For a long time, people have debated whether birthmarks are genetic or random. While some believe these marks develop at random, others believe the gene game has a major impact on their appearance.
The latter was a very happy reality for MilliAnna Worthy of Ridgeland, South Carolina.
The hue of the girl’s hair is odd for a reason: it’s caused by polio, an uncommon disease. The condition has caused a lack of melanin in the skin and hair surrounding it, resulting in the white patch.
Brianna stated, “We’re not sure how far back the birthmark goes.” “My grandmother was adopted when she was a child and has never met her biological family.”
Brianna had hoped that her daughter would acquire the special trait. Because one of Brianna’s elder sisters didn’t have it, her soon-to-be mother wasn’t sure if her daughter would inherit it.
“However, I was pleased when they placed her on my breast and I knew she had it.”
“I fell in love with it in my hair and knew it was my own characteristic look,” she explains.

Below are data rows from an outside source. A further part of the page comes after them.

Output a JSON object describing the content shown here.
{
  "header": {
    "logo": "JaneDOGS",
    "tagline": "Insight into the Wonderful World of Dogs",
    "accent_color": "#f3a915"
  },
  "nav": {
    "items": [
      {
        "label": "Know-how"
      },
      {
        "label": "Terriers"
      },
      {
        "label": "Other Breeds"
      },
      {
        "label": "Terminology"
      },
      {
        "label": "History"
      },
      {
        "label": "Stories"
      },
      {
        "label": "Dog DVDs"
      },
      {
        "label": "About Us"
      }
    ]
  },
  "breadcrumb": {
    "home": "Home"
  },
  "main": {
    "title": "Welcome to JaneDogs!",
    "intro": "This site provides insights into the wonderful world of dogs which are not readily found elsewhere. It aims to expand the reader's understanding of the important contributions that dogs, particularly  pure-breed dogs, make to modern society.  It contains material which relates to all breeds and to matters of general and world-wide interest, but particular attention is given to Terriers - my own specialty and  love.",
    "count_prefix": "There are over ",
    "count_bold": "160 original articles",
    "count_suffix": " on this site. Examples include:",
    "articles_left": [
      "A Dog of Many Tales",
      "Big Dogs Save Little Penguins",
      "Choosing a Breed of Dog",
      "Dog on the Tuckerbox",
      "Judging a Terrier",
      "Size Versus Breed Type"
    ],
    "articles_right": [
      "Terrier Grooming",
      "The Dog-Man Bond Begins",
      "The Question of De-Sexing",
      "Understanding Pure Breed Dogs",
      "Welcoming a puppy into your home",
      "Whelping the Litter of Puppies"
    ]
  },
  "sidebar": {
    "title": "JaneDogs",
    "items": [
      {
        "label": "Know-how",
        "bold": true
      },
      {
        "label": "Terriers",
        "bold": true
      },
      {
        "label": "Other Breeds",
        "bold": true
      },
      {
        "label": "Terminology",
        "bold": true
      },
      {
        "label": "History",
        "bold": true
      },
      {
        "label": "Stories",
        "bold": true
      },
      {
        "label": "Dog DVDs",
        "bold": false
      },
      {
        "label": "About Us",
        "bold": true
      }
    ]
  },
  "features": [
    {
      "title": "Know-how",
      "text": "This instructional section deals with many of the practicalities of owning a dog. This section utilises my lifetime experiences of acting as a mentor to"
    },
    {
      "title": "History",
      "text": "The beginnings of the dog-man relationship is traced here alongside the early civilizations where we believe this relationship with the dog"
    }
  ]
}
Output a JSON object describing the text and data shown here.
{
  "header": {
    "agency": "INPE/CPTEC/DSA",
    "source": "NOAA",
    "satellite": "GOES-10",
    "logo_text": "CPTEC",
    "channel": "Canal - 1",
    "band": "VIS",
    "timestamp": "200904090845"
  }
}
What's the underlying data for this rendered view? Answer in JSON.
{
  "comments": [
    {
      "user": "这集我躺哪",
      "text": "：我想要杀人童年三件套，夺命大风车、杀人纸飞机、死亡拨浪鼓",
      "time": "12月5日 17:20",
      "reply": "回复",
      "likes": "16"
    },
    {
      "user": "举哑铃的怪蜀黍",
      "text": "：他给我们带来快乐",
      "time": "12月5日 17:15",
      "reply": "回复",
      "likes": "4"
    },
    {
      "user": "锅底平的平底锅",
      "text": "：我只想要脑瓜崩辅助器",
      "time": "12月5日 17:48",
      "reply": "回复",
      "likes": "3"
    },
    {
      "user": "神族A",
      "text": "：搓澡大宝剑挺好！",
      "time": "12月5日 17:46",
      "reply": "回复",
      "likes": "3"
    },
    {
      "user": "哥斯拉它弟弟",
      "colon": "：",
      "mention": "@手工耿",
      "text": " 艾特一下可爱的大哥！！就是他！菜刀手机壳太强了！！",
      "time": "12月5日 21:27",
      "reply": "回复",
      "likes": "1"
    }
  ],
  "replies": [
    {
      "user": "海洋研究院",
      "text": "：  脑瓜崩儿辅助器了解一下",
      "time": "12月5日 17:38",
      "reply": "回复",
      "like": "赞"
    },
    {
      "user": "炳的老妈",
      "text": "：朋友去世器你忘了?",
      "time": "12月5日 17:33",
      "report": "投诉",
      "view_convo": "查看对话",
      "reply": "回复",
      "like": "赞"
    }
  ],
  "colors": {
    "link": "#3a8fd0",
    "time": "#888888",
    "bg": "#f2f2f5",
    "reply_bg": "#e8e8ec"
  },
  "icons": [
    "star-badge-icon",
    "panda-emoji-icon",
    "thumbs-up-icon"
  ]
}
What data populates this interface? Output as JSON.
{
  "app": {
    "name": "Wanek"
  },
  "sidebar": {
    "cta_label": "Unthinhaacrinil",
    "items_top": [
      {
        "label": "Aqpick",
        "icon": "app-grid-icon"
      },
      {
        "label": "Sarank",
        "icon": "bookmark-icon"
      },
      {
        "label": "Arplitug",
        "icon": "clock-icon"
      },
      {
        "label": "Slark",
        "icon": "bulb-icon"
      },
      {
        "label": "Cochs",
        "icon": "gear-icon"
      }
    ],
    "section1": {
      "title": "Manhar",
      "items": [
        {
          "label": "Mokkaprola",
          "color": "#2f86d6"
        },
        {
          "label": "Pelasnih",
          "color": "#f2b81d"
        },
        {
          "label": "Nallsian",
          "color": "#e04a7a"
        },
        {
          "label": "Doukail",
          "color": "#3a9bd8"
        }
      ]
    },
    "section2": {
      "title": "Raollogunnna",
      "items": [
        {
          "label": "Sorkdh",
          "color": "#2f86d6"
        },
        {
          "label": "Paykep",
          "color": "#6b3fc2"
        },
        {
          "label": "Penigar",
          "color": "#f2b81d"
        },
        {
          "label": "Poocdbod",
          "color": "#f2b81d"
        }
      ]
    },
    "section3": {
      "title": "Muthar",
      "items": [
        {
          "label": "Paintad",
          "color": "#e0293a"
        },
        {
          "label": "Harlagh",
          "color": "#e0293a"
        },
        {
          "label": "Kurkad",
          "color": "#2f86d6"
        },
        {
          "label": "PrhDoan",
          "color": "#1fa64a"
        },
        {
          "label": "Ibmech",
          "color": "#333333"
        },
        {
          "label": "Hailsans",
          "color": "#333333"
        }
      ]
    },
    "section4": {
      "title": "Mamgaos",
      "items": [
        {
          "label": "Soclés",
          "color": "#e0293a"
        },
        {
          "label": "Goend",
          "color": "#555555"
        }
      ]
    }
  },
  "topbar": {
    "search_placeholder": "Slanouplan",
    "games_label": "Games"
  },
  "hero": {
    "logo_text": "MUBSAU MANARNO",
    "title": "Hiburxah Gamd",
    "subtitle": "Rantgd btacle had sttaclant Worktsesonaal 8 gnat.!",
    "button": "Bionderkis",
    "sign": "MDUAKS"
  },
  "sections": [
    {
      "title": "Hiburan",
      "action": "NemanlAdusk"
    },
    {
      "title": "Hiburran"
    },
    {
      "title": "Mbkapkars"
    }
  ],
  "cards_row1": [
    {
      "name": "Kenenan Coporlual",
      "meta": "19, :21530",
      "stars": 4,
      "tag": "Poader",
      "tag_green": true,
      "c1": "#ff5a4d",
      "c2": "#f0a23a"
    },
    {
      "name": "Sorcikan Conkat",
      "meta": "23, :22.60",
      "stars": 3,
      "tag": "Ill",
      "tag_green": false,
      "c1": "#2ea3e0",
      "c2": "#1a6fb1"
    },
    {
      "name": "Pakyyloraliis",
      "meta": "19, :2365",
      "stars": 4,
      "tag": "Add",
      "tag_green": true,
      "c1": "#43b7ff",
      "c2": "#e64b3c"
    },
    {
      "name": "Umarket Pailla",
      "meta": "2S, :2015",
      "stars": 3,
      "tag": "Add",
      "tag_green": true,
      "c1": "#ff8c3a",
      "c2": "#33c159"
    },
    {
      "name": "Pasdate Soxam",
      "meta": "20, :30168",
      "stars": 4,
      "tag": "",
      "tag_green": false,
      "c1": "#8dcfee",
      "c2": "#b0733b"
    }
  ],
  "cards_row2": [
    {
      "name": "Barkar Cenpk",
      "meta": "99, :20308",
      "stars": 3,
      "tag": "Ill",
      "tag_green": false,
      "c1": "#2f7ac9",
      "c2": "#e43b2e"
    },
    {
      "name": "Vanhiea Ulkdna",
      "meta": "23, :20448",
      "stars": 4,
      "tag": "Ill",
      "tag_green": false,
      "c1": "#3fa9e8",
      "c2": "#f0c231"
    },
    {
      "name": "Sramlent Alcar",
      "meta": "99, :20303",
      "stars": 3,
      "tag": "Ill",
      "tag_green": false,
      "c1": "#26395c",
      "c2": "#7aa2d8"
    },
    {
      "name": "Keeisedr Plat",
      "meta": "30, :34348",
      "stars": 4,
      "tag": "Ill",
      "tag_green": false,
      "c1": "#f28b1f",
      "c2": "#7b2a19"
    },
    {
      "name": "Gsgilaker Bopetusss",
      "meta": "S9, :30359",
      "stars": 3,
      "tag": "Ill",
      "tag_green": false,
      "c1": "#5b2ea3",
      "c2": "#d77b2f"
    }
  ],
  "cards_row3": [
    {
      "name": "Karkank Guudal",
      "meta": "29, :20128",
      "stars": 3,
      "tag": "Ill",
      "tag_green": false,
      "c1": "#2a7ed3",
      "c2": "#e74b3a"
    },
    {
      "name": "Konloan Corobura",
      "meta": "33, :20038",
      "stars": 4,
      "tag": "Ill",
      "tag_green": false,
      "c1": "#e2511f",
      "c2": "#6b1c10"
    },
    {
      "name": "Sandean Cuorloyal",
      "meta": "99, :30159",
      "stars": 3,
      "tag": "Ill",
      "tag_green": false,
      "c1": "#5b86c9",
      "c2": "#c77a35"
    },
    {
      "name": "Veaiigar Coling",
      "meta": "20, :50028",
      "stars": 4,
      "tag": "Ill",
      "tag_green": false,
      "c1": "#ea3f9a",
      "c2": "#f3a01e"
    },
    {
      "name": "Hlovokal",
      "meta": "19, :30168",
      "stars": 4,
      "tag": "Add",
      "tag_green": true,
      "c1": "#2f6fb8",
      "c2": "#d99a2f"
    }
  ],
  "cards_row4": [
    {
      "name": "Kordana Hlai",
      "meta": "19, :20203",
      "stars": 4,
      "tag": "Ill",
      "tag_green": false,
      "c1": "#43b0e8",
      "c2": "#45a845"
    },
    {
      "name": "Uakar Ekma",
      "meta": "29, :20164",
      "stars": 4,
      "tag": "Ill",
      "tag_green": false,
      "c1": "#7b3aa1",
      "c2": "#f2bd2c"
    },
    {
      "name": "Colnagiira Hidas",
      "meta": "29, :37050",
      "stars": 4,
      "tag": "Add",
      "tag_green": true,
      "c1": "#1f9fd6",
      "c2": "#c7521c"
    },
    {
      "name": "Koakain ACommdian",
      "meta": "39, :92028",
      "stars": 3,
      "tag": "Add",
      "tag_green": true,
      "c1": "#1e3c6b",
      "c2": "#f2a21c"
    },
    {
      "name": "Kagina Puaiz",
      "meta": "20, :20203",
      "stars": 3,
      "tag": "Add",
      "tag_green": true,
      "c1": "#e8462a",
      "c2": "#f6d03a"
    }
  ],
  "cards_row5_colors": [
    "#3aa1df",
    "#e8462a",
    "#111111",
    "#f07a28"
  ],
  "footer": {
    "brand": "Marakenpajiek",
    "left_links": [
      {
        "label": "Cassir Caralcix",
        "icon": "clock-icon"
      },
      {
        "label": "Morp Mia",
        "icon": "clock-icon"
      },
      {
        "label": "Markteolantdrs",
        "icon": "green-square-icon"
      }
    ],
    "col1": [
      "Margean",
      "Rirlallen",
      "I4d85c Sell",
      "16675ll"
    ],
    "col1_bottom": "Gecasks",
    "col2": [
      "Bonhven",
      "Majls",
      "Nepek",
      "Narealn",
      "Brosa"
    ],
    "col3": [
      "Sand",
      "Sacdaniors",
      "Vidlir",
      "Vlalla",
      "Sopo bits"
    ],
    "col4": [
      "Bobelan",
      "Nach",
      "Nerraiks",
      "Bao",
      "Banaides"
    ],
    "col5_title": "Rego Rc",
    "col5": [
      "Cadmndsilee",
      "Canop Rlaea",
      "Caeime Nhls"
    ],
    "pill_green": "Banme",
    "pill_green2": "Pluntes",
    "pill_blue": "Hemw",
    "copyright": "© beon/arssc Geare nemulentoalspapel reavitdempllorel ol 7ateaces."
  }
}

Brianna began to feel that her hair was her defining trait. “I intend to nurture my child with the knowledge that she is lovely and great, and not to listen to people’s negative comments,” Brianna said.